Environmental Protection Agency staffers in Georgia made cleaning up a
local creek a ‘do it yourself’ project.
Protection Agency (EPA) in Atlanta may be out of a paycheck for now,
but they’re not giving up on service.
On Oct. 8, 15 staffers from the agency’s Atlanta office headed down to
a trash-filled urban stream that a local business owner had complained
about, and cleaned it up.
“As we planned the cleanup, we had to exchange cell phone numbers
because we usually use our work email and phones to communicate in the
office—and, well, all of that was going to be shut down, too,” said
Lisa Gordon, biologist.
Because of the shutdown, 94 percent of the 16,204 total EPA employees
have been placed on indefinite furlough, according to the agency’s
contingency plan. Agency investigations of toxic air emissions, water
contamination, and waste-dumping have been suspended.
The Water Protection Division staff began planning the cleanup as soon
as the furlough was announced, according to Gordon. One of the office
workers who had experience organizing cleanups pitched the idea to
those who owned kayaks, which the team anticipated needing to access
By the next day, several employees were posting the plan on Facebook.
“The response was quick and unanimous,” Gordon said.
The group had planned to go to the Chattahoochee, one of the larger
rivers in the area, to remove trash from the water and shoreline. That
plan was hindered by another result of the government shutdown: The
boat ramps maintained by the National Park Service were not in
The volunteers gave up on the Chattahoochee and decided to clean up a

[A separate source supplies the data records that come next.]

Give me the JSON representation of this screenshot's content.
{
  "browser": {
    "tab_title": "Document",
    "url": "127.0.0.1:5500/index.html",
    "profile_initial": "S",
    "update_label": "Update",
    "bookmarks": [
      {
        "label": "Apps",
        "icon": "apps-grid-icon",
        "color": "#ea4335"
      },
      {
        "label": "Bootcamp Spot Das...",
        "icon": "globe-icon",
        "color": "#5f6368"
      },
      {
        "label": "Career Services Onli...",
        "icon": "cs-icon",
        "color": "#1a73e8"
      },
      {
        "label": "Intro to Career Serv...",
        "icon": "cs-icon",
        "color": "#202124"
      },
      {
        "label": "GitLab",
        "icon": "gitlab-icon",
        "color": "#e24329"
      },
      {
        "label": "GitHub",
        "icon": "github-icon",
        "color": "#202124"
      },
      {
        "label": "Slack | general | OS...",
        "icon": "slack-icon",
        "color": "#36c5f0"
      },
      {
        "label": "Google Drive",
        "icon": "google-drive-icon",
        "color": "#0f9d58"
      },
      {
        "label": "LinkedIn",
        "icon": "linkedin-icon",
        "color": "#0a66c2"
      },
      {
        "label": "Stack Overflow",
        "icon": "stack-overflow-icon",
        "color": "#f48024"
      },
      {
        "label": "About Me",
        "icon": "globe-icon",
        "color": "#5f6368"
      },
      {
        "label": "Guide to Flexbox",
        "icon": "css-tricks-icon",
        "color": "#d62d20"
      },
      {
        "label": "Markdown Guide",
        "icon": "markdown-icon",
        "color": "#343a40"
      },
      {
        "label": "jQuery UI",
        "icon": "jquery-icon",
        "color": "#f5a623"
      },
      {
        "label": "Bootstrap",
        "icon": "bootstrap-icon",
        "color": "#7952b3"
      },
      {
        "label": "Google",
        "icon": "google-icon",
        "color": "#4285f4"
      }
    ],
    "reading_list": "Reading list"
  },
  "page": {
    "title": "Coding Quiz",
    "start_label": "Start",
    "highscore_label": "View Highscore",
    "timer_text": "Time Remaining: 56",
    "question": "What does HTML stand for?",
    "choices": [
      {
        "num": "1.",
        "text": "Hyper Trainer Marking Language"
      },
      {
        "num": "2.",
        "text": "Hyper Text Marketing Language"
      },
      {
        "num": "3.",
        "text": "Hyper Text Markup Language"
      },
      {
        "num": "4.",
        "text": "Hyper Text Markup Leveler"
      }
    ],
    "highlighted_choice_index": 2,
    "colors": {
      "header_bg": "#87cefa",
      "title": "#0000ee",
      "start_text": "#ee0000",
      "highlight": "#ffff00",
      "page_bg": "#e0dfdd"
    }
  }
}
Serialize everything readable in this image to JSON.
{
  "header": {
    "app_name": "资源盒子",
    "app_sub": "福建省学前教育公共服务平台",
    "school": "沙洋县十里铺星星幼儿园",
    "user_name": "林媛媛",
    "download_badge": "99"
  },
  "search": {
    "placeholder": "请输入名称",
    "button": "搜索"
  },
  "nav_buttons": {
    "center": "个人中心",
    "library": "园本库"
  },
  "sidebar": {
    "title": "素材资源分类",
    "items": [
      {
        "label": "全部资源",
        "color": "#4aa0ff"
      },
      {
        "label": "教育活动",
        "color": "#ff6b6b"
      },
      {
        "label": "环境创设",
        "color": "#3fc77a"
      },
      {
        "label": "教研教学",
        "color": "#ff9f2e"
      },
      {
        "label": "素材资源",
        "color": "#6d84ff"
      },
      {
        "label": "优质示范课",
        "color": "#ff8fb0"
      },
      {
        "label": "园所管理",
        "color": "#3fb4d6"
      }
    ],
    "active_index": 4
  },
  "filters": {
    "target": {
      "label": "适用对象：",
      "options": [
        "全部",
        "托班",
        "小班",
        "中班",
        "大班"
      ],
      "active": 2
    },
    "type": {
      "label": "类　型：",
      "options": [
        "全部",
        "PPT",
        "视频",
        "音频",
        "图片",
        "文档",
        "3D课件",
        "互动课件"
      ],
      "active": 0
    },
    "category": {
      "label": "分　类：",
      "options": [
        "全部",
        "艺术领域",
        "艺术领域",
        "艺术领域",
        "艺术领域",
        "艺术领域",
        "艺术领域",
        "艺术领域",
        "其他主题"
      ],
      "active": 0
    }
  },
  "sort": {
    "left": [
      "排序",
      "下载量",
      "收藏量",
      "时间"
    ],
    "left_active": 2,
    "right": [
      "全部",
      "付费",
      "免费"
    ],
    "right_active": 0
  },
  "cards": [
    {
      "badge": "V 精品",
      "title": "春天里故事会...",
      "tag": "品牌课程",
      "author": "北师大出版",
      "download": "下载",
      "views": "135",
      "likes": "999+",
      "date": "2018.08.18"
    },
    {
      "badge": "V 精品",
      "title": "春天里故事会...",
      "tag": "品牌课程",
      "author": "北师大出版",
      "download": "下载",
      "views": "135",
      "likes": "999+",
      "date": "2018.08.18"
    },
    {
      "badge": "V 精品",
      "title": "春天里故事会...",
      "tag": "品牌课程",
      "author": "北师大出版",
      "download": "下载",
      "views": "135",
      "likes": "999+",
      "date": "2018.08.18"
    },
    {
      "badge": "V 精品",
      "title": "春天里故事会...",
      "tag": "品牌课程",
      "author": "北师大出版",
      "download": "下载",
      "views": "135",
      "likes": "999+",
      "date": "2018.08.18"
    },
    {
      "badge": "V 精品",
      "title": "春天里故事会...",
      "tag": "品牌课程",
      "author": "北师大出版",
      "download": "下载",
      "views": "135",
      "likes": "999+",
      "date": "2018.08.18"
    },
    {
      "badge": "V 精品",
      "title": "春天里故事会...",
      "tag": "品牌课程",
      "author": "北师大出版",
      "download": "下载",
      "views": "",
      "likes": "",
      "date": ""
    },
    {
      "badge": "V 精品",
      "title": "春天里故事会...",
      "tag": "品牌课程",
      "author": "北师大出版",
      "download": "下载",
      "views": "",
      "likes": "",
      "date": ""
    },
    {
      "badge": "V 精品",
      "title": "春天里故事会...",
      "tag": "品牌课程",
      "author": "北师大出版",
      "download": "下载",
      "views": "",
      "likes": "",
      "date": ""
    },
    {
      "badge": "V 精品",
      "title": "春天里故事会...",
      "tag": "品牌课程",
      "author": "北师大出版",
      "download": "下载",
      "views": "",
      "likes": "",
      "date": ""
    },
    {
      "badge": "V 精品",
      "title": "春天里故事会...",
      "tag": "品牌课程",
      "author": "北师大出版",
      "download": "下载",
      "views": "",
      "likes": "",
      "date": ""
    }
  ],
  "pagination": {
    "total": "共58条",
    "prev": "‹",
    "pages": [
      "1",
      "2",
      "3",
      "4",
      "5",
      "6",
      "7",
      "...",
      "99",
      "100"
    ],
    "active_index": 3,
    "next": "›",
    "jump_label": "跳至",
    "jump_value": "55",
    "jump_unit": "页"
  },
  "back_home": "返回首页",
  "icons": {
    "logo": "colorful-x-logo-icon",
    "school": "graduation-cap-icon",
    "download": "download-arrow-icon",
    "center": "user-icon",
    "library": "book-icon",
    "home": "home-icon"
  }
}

stream that “needed some love,” as Gordon put it. The small, unnamed
tributary to the South Fork Peachtree Creek leads right into a nearby
The EPA staffers also proposed that other furloughed workers join them
in declaring Oct. 8 “Federal Furlough for Public Service Day.” The
employees donated their time in what they’re referring to as a
meaningful, positive service project. Furloughed staff members at the
nearby Centers for Disease Control and Prevention joined in the
effort. “It may sound sappy,” Gordon said, “but all of us really
believe that our life’s work is to protect and restore rivers and
streams for people and animals that rely on them—paid or not.”